Beirut: Thousands of civilians streamed out of their towns on Saturday to escape battles in the north and south of Syria, where two different offensives have prompted an exodus in recent days.
A new wave of people fled a rebel pocket to army lines in eastern Ghouta near the capital Damascus, as rescuers and a monitor said air strikes pounded the besieged zone.
In the northern Afrin region, people fled as Turkish war planes struck the main town, Syrian Kurdish forces and the monitor said. More than 150,000 people have left the town in the last few days, a senior Kurdish official said.
The two offensives – one by the Syrian army with Russia’s support, the other led by Turkey with allied Syrian rebels – entered decisive phases this week. Both have shown how foreign backers and their Syrian allies are reshaping the map after the defeat of Islamic State’s self-proclaimed caliphate last year.

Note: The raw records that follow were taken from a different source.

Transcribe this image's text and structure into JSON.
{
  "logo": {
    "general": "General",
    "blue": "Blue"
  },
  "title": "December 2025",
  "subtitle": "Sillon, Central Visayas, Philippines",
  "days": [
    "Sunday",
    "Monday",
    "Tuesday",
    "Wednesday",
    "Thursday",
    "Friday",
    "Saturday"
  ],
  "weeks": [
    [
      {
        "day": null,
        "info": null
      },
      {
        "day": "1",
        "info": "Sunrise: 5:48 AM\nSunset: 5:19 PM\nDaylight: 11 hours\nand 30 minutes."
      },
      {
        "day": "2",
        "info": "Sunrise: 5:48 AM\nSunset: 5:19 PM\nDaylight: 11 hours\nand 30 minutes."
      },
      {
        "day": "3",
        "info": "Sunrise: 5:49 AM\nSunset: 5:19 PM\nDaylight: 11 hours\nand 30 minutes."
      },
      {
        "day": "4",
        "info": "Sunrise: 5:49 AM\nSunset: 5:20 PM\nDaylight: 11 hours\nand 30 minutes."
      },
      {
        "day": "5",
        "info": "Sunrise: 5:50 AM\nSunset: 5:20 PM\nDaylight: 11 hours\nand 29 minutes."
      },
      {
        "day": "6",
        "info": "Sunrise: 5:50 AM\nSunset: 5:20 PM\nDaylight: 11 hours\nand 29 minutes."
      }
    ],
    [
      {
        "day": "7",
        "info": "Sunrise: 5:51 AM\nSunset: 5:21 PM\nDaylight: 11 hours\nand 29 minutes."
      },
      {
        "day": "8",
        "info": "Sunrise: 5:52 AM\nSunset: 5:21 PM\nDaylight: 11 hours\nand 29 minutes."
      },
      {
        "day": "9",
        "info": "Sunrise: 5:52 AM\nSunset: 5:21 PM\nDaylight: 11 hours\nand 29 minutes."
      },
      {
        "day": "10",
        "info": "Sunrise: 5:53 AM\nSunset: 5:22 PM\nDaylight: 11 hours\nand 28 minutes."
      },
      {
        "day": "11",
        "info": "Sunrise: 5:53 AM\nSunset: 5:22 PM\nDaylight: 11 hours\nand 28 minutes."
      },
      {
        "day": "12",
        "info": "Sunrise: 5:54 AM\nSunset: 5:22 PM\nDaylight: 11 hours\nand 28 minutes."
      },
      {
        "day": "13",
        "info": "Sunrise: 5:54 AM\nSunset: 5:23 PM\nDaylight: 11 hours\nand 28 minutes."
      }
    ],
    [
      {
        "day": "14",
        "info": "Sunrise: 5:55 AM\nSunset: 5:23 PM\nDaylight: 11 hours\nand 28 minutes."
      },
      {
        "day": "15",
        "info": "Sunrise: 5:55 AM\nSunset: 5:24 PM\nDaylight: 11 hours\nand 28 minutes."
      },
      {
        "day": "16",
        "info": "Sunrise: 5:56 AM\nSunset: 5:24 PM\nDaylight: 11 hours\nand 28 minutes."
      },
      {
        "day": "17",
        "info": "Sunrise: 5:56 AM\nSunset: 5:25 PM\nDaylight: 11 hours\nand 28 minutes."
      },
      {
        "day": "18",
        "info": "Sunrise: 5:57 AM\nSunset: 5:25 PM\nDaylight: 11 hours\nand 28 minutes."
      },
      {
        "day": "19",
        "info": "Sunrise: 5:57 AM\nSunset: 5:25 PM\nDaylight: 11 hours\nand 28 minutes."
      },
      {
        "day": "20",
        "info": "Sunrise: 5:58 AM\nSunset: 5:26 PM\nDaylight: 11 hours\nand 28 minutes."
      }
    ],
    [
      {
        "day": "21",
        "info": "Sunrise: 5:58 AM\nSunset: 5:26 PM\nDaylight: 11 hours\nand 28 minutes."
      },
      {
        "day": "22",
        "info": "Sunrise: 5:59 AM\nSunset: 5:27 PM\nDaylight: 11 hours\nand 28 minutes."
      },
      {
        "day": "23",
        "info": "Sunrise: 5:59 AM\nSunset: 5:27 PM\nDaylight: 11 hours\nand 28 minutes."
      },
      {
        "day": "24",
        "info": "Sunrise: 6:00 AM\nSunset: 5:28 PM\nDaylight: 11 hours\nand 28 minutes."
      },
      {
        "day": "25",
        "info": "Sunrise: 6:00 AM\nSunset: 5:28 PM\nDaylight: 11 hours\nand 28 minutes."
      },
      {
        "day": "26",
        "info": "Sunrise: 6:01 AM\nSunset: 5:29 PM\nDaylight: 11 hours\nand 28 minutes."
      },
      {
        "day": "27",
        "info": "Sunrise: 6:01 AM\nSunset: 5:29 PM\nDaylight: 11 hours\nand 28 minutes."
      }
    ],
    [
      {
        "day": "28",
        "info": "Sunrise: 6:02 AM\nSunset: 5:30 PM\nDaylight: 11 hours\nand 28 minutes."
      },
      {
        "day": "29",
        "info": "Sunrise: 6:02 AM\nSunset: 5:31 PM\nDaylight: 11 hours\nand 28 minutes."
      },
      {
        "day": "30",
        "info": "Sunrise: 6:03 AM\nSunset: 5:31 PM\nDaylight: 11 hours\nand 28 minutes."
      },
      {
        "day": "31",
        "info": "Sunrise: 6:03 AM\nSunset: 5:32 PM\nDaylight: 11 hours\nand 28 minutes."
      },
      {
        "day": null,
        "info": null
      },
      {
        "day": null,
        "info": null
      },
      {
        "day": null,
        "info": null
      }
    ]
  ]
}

Turkey launched the cross-border offensive in January against the Syrian Kurdish YPG fighters who control Afrin.
In its month-long assault, the Syrian military has marched into much of eastern Ghouta, the last major insurgent bastion around Damascus.
Eastern Ghouta
Troops splintered Ghouta into three besieged zones in one of the bloodiest offensives of the seven-year war. Residents came out in their thousands this week for the first time, from the southern pocket around Hammouriyeh town.
State media said 30,000 more civilians reached army positions on Saturday, including some who started leaving the Harasta zone as well in a new outflow.
Men, women, and children walked along a dirt road, staggering under bags and suitcases, footage on state TV showed. Many carried infants on their shoulders or pushed them in strollers. Some elderly people hobbled on wooden sticks.
The Syrian Observatory for Human Rights, a UK-based monitoring group, said air strikes on Zamalka killed 30 people gathering to leave for government lines in the morning. Damascus and its ally Moscow say they only attack armed militants and seek to end the rule of Islamist insurgents over the suburbs.
The rebel factions accuse Damascus of trying to depopulate opposition towns and deny its charges that they have blocked people from leaving.
The United Nations has said the exact number of people fleeing is not known nor are the destinations of all evacuees. Mobile clinics were open and some people were taken to hospital in the capital, it said.